Relisting decision: California judge overturned 2020 FWS rule to delist gray wolves
Many organizations, agencies and producers are disappointed in a decision made by northern California’s U.S. District Judge Jeffery White, which returns gray wolves to the Endangered Species Act (ESA) list in 45 states.
This decision overturns a 2020 rule by the U.S. Fish and Wildlife Service (FWS) to remove wolves from the ESA list in the lower 48 states.
According to White, the 2020 rule relied too heavily on thriving gray wolf populations near the Great Lakes and in the Rocky Mountains and did not take into consideration populations in the rest of the contiguous United States.
“The FWS did not adequately consider threats to wolves outside of these core populations,” he wrote. “Instead, the FWS avoids analyzing these wolves by concluding, with little explanation or analysis, wolves outside of the core populations are not necessary to the recovery of the species.”
Additionally, White said the 2020 delisting rule by FWS dismissed loss of habitat and historic range for gray wolves, noting the FWS “failed to adequately analyze and consider the impacts of partial delisting and of historical range loss on the already-listed species.”
The 2020 delisting did not apply to wolf populations in the northern Rocky Mountain Region – Idaho, Montana, Wyoming, a small corner of Utah and the eastern-third of Oregon and Washington – which were federally delisted in 2011.
Ag groups disappointed
The National Cattlemen’s Beef Association (NCBA) and Public Lands Council (PLC) expressed opposition to the ruling.
“It’s disappointing environmental activism carried more weight than science in this case,” said NCBA Director of Natural Resources and PLC Executive Director Kaitlynn Glover. “Rather than ruling on due process and adherence to recovery criterion, Judge White chose to remand the rule and undermine one of the most successful ESA recovery stories in U.S. history.”
Glover continued, “This is just another attempt by activist groups to ignore the facts and rewrite the history of gray wolf recovery in the U.S.”
Since the species original ESA listing in 1974, the gray wolf population has seen tremendous recovery, exceeding recovery goals by 300 percent.
“ESA should not be used as a permanent management tool,” Glover added. “This decision conflicts with the intended purpose of the act and removes critical management tools for wolves living alongside farmers and ranchers, threatening rural economies and vital land and natural resource conservation.”
American Farm Bureau Federation (AFBF) President Zippy Duvall noted, “AFBF is extremely disappointed in the ruling to return the gray wolf to the Endangered Species List.

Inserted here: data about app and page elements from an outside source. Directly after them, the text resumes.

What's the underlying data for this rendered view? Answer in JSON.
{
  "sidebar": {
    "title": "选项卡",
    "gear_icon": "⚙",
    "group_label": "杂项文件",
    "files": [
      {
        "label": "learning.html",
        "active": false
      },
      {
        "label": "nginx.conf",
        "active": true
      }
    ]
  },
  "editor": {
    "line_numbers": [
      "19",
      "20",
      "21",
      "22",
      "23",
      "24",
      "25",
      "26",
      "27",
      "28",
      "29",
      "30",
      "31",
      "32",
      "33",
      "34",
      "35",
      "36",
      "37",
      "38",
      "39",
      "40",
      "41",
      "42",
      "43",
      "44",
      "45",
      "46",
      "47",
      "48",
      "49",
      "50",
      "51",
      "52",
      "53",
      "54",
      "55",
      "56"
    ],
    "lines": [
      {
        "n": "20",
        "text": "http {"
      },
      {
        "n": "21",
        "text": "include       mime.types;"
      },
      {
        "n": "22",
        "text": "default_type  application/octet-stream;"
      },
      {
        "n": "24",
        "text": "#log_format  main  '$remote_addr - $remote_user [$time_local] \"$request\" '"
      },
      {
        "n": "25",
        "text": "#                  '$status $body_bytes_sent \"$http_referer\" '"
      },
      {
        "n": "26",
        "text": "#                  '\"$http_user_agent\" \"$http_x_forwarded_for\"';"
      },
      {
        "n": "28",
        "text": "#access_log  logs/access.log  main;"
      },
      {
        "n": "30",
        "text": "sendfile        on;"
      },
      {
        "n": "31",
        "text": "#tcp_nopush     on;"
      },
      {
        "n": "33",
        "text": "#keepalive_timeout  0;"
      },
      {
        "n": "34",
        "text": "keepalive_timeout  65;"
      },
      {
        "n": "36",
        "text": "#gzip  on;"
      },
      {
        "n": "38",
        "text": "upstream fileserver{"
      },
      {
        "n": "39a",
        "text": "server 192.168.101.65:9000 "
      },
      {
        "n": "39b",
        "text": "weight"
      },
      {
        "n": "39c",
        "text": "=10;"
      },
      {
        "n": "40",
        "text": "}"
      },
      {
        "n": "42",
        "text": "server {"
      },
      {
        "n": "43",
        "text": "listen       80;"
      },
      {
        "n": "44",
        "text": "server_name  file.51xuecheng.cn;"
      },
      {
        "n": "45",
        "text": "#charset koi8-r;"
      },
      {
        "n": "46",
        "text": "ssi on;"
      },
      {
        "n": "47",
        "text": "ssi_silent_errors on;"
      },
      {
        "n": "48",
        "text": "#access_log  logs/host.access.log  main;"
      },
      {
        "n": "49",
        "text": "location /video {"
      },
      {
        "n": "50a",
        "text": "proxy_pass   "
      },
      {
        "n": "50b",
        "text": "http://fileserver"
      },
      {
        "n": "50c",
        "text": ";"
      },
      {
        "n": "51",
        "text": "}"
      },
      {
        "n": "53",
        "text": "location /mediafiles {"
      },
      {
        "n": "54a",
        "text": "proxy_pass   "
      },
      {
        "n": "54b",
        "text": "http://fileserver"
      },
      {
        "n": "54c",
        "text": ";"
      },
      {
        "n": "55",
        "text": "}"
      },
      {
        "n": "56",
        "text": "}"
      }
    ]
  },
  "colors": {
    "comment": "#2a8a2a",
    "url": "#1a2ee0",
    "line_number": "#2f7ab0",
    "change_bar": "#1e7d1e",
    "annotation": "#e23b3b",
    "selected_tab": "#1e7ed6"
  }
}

The gray wolf exceeded recovery goals and should be celebrated as an ESA success story.”
He continued, “The ESA is intended to promote species recovery and delisting, not to impose permanent protected status for animals now thriving. This ruling ignored ESA goals and threatens recovery efforts for other animals.”
Duvall added, “Farmers and ranchers share the goal of a healthy and thriving ecosystem. Management of the fully recovered gray wolf should be overseen by the states, which can best determine the most appropriate course of action for each region.”

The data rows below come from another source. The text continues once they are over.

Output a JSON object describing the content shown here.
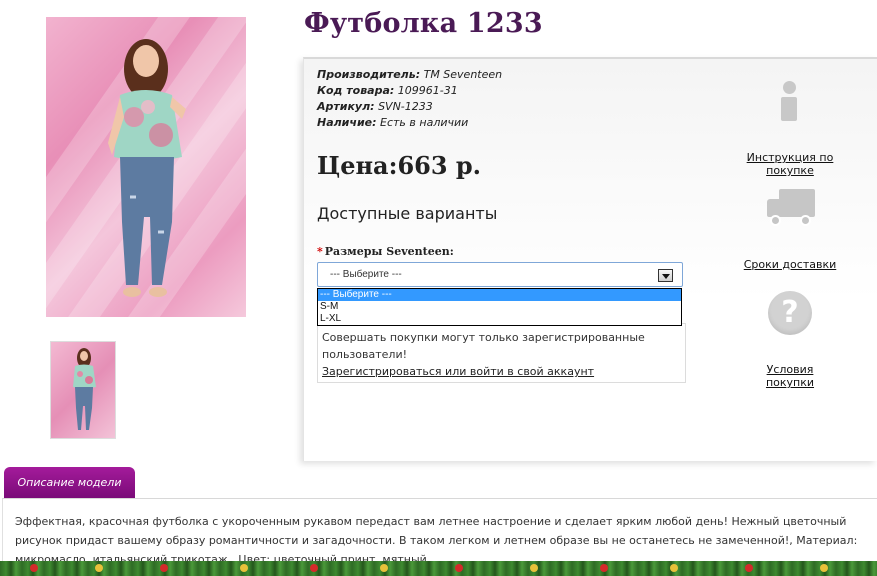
{
  "product": {
    "title": "Футболка 1233",
    "meta": [
      {
        "label": "Производитель:",
        "value": "TM Seventeen"
      },
      {
        "label": "Код товара:",
        "value": "109961-31"
      },
      {
        "label": "Артикул:",
        "value": "SVN-1233"
      },
      {
        "label": "Наличие:",
        "value": "Есть в наличии"
      }
    ],
    "price": "Цена:663 р.",
    "variants_title": "Доступные варианты",
    "size": {
      "required_mark": "*",
      "label": "Размеры Seventeen:",
      "selected": "--- Выберите ---",
      "options": [
        "--- Выберите ---",
        "S-M",
        "L-XL"
      ]
    },
    "notice": {
      "text": "Совершать покупки могут только зарегистрированные пользователи!",
      "link": "Зарегистрироваться или войти в свой аккаунт"
    }
  },
  "side_links": {
    "instructions": "Инструкция по покупке",
    "delivery": "Сроки доставки",
    "terms": "Условия покупки"
  },
  "description": {
    "tab_label": "Описание модели",
    "text": "Эффектная, красочная футболка с укороченным рукавом передаст вам летнее настроение и сделает ярким любой день! Нежный цветочный рисунок придаст вашему образу романтичности и загадочности. В таком легком и летнем образе вы не останетесь не замеченной!, Материал: микромасло, итальянский трикотаж., Цвет: цветочный принт, мятный."
  },
  "icons": {
    "info": "info-icon",
    "delivery": "truck-icon",
    "terms": "question-icon"
  },
  "colors": {
    "title": "#4a1a55",
    "tab": "#8f1489",
    "required": "#d00000",
    "selected_option": "#3399ff"
  }
}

Wolves in Colorado
This ruling is expected to impact Colorado’s current plan to reintroduce wolves following a ballot initiative, as species listed under the ESA are federally managed. However, the ruling complicates predation issues producers in northern Colorado are experiencing.
Several producers near Walden, Colo. have lost cattle and a dog to a pack of eight wolves. This pack was formed after two adults moved south from Wyoming and had six pups in the spring of 2021.
Averi Hales is the editor of the Wyoming Livestock Roundup. Send comments on this article to firstname.lastname@example.org.